- Exercise: Each line that includes the word "JSON" should be copied from the records.

┌─ Extracted information

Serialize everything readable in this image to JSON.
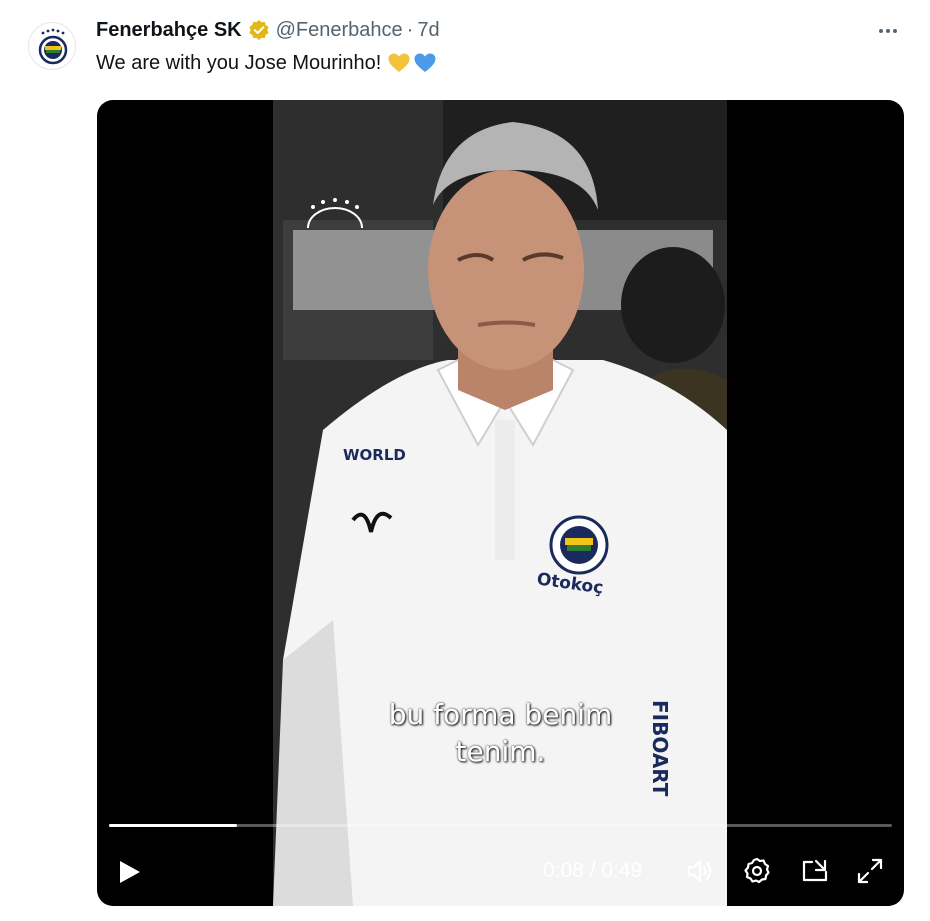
{
  "tweet": {
    "display_name": "Fenerbahçe SK",
    "handle": "@Fenerbahce",
    "separator": "·",
    "time": "7d",
    "text": "We are with you Jose Mourinho!",
    "emojis": [
      "yellow-heart",
      "blue-heart"
    ]
  },
  "video": {
    "subtitle_line1": "bu forma benim",
    "subtitle_line2": "tenim.",
    "current_time": "0:08",
    "duration": "0:49",
    "timecode": "0:08 / 0:49",
    "progress": 0.163
  },
  "colors": {
    "verified_badge": "#e2b719",
    "yellow_heart": "#f5c33b",
    "blue_heart": "#4c9be8",
    "club_navy": "#1b2a5c",
    "club_yellow": "#f0c419"
  },
  "icons": {
    "verified": "verified-badge-icon",
    "more": "more-icon",
    "play": "play-icon",
    "volume": "volume-icon",
    "settings": "settings-icon",
    "pip": "picture-in-picture-icon",
    "fullscreen": "fullscreen-icon"
  }
}
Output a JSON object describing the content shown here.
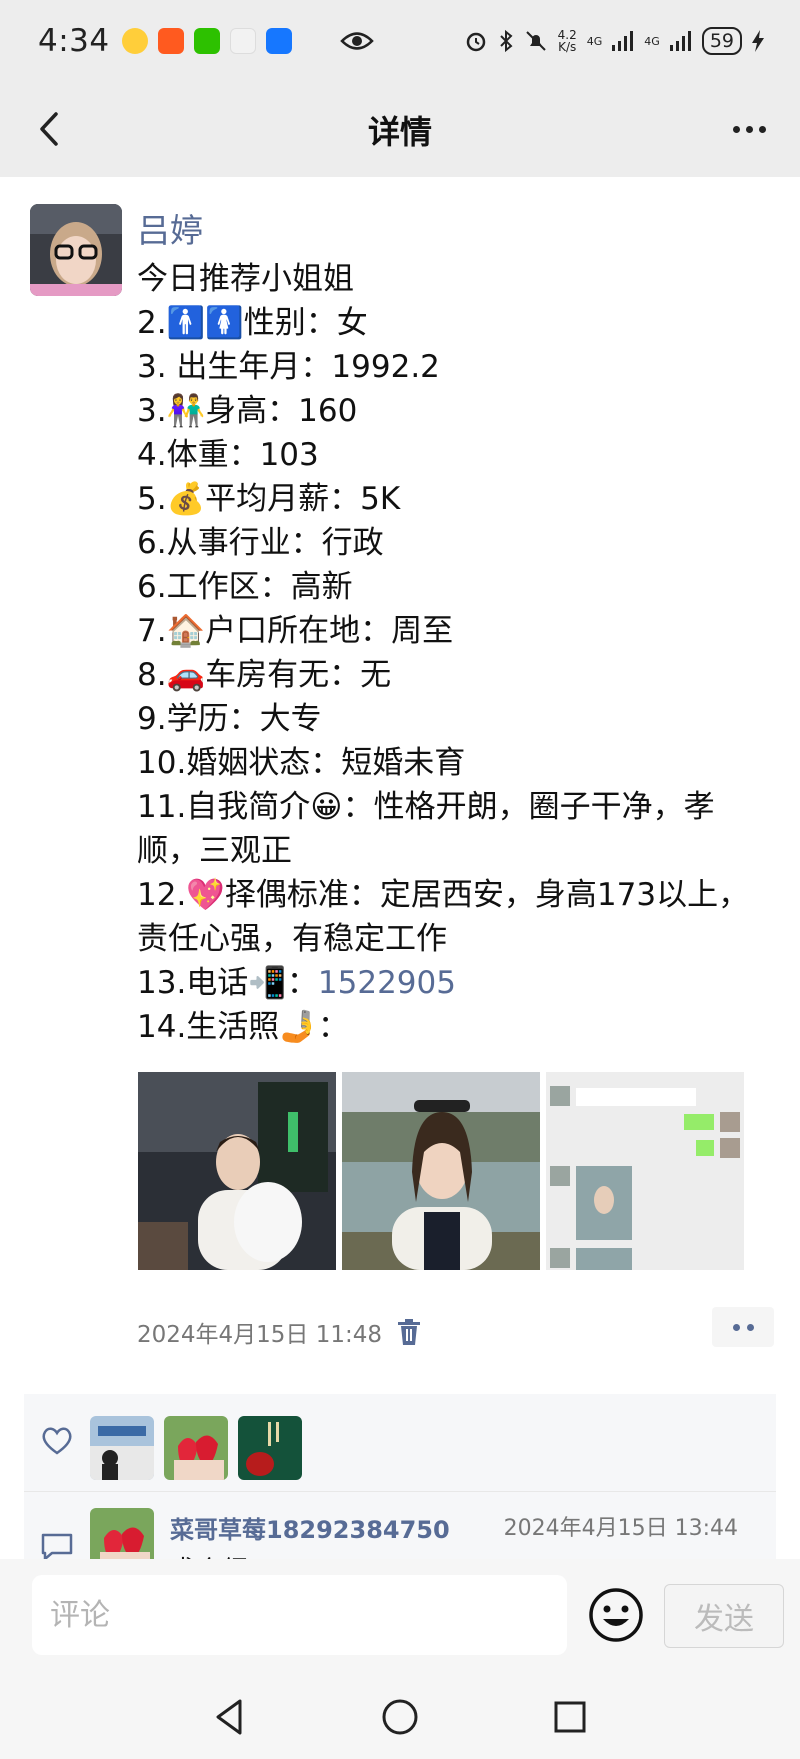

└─

- Written solution:
Serialize everything readable in this image to JSON.
Output a JSON object describing the content shown here.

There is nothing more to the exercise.